Ethiopia’s sole mobile operator, Ethio Telecom, on Tuesday launched a mobile phone-based financial service, seeking to boost growth by offering cashless transactions. Mobile financial services have become a significant part of African telecom operators’ businesses after Kenya’s Safaricom pioneered them with M-Pesa in 2007, giving people an alternative to banks.
The new service Telebirr will mark a shift for Ethiopia, where the banking system is inefficient and just 19 commercial banks serve a population of about 115 million.
We are thrilled to announce the launch of our Mobile Money service named #telebirr which will meet the growing demand for digital financial services and ensures financial inclusion in our country. #Ethiopia #Ethiotelecom #telebirr pic.twitter.com/77CADF0Bek
— Ethio telecom (@ethiotelecom) May 12, 2021
State-owned Ethio said it would allow users to send and receive money, deposit or take out cash at appointed agents, pay bills to various merchants and receive cash sent from abroad.
The company plans to recruit 21 million users for the service in the first year of operations, rising to 33 million in five years, said CEO Frehiwot Tamiru. About 40-50% of Ethiopia’s annual economic output will be transacted on the platform by the end of the five years, she said.
Its launch comes as the government prepares to sell a 45% stake in Ethio, part of a broader liberalisation, including the auctioning of two new full-service licenses.
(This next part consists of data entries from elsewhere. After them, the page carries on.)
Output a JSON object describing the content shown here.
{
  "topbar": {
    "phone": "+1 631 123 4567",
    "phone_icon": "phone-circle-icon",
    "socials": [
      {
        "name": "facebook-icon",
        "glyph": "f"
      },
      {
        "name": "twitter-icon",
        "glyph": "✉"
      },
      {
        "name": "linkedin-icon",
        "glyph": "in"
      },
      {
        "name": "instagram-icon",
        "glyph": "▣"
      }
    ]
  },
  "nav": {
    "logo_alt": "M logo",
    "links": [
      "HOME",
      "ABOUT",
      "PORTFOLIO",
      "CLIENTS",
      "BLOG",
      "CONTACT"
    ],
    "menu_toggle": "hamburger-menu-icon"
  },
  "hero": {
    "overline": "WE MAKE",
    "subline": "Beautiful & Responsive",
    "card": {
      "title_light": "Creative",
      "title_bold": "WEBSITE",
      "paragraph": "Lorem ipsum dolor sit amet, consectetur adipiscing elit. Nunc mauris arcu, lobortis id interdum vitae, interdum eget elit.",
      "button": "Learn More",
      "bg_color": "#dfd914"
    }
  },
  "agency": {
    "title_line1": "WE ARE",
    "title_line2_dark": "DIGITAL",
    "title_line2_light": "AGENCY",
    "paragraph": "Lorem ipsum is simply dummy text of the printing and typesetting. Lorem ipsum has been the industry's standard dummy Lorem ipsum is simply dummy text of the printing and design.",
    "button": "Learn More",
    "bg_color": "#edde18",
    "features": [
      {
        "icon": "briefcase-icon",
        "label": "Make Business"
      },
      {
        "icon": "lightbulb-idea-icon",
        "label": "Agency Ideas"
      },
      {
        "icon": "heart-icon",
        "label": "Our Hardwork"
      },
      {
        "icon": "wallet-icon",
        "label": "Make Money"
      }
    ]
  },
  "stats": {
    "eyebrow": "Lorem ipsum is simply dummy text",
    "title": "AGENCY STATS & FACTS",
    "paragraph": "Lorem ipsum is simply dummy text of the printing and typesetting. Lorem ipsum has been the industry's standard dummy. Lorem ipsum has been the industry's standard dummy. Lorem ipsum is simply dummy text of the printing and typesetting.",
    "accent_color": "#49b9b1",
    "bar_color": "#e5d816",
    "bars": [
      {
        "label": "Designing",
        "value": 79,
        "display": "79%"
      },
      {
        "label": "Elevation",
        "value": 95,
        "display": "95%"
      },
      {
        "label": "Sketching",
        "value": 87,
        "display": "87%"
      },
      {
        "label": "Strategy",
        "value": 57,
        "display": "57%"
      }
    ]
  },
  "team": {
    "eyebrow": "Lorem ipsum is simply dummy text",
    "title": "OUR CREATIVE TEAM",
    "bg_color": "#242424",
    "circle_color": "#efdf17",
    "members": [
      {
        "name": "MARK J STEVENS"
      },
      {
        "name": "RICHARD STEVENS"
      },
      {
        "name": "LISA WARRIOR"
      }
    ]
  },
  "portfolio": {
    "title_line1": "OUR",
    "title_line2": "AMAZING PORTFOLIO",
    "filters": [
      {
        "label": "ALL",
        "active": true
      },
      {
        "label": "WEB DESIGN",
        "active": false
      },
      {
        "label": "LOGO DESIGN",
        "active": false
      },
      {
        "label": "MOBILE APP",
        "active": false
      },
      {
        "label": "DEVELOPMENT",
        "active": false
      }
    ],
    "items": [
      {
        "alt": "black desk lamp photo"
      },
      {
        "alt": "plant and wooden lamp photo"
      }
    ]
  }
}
But only Ethio Telecom will be able to offer mobile financial services since foreign operators are barred by law from participating.
The government had foregone $500 million in license fees by denying bidders the opportunity to roll out mobile financial services immediately, Prime Minister Abiy Ahmed said at the launch ceremony for Telebirr.
“We expect Ethio Telecom to strive in a way to compensate this,” he said, adding that mobile financial services would be opened up to competition after a year.
Telebirr will help provide formal financial services to those who do not have access to bank accounts, he said. It will also enhance security by discouraging criminals who target cash, said Mebratu Kassa, a cashier at the Lucky Cafe and Restaurant in the capital Addis Ababa.
“You sometimes don’t know if the note is counterfeit or not,” he said.
Ethio Telecom, which had revenue of 25.57 billion Ethiopian birr ($604.22 million) in the six months to the end of December 2020, has 50.7 million total subscribers.
Apart from the Ethio stake sale, ending one of the world’s last closed telecoms markets, the government is looking more broadly to open up Ethiopia’s economy.
Shares in sugar factories are also being sold and tentative steps towards opening up the financial sector have been taken.